Subject:Boardinghouses; Civil War; Elections; Gunn, Thomas Butler; Journalism; Military; Police; Publishers and publishing; Secession; Slavery; Slaves; Travel
Coverage (City/State):New York, New York; Charleston, South Carolina
Note:Thomas Butler Gunn was born February 15, 1826, in Banbury, England, and came to New York in 1849. During the Civil War he worked as a correspondent for the New York Tribune and the New York Evening Post. He returned to England in 1863, and died in Birmingham in April 1903. The collection includes twenty-one volumes of his diaries, including newspaper clippings, letters, photographs, sketches, and various other items inserted by Gunn. Diary entries date from July 7, 1849, to April 7, 1863, and include his experiences with the New York publishing and literary world, his descriptions of boarding houses, his travels throughout the United States, and his experiences traveling with the Federal army as a Civil War correspondent.
Publisher:Missouri History Museum
Rights:Copyright 2010 Missouri History Museum.

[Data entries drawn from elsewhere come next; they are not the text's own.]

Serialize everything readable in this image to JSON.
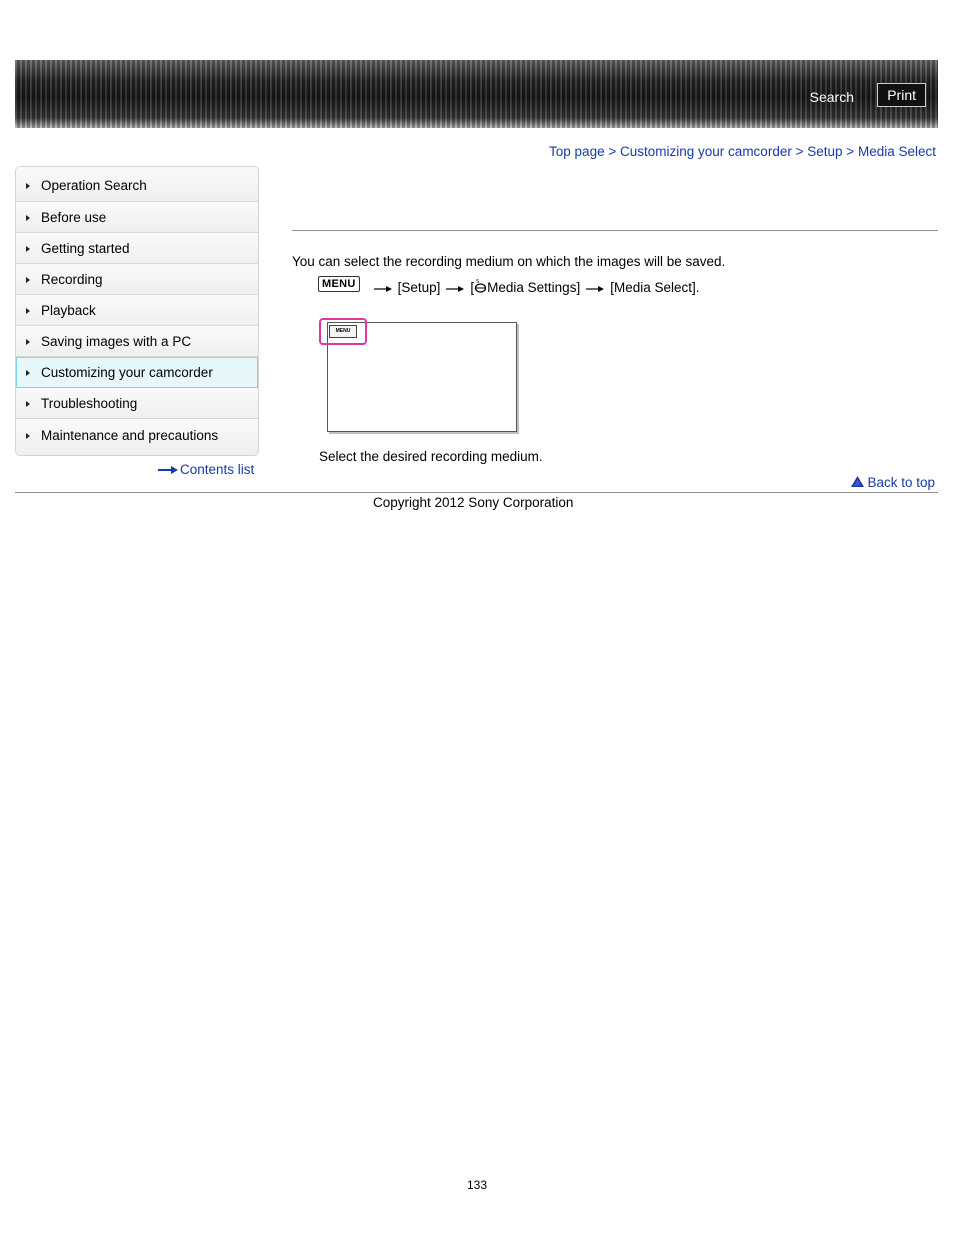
{
  "header": {
    "search_label": "Search",
    "print_label": "Print"
  },
  "breadcrumb": {
    "items": [
      "Top page",
      "Customizing your camcorder",
      "Setup",
      "Media Select"
    ],
    "separator": ">"
  },
  "sidebar": {
    "items": [
      {
        "label": "Operation Search"
      },
      {
        "label": "Before use"
      },
      {
        "label": "Getting started"
      },
      {
        "label": "Recording"
      },
      {
        "label": "Playback"
      },
      {
        "label": "Saving images with a PC"
      },
      {
        "label": "Customizing your camcorder"
      },
      {
        "label": "Troubleshooting"
      },
      {
        "label": "Maintenance and precautions"
      }
    ],
    "active_index": 6,
    "contents_link": "Contents list"
  },
  "main": {
    "intro": "You can select the recording medium on which the images will be saved.",
    "menu_key": "MENU",
    "steps": [
      "[Setup]",
      "[",
      "Media Settings]",
      "[Media Select]."
    ],
    "mini_menu_label": "MENU",
    "step_text": "Select the desired recording medium.",
    "back_to_top": "Back to top"
  },
  "footer": {
    "copyright": "Copyright 2012 Sony Corporation",
    "page_number": "133"
  },
  "colors": {
    "link": "#1a3aa6",
    "highlight": "#e0379a",
    "active_item_bg": "#e6f7fc"
  }
}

Source:Page images, transcriptions, and metadata of the Thomas Butler Gunn diaries have been provided by the Missouri History Museum.